Brooklyn Journal of International Law


Yi Yan

First Page



Deepfake technology is becoming increasingly sophisticated, and with it, the potential to pose a significant threat to the digital community, democratic institutions, and private individuals. With the creation of highly convincing but entirely fabricated audio, video, and images, there is a pressing need for the international community to address the vulnerabilities posed by deepfake technology in the current legal landscape through unambiguous legislation. This Note explores the ethical, legal, and social implications of deepfakes, including issues of privacy, identity theft, and political manipulation.

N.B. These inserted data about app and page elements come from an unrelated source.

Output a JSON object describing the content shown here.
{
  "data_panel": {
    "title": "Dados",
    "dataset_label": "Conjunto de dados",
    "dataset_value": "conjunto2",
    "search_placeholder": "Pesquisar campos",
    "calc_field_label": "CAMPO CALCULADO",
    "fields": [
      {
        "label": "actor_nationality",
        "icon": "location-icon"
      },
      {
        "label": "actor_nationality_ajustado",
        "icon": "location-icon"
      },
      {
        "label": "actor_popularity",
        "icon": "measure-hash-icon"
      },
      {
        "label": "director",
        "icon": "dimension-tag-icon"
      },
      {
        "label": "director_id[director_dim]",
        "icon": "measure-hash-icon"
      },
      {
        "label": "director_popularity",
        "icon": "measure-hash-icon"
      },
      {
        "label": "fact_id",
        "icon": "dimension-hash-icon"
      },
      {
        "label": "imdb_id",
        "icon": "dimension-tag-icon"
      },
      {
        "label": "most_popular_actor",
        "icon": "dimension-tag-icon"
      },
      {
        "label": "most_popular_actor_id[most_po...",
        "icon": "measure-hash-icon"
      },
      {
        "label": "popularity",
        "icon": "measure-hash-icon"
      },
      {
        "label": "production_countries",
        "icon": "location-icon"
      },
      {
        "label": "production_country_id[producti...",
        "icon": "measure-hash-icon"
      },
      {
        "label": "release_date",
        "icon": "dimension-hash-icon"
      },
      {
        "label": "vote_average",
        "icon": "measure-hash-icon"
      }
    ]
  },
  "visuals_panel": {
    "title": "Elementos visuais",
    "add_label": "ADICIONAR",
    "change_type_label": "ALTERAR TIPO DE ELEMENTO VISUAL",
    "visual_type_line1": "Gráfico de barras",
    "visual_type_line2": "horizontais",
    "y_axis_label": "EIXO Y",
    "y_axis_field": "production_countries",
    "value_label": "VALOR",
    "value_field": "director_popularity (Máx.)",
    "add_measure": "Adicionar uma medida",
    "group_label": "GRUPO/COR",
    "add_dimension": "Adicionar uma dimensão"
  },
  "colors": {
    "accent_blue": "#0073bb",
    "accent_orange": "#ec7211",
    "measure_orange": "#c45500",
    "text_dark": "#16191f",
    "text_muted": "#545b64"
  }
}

It also reviews existing international legal frameworks, i.e., the Convention on Cybercrime (“Budapest Convention”) and proposes a set of principles that could guide the development of new legislation. This Note concludes that the digital nature of the deepfake threat requires a coordinated international response in the form of international policy development on the creation, distribution, and use of deepfakes. Most significantly, international legislation is essential to provide legal recourse for individuals and safeguard democratic institutions from the harm that deepfakes can cause in the digital age.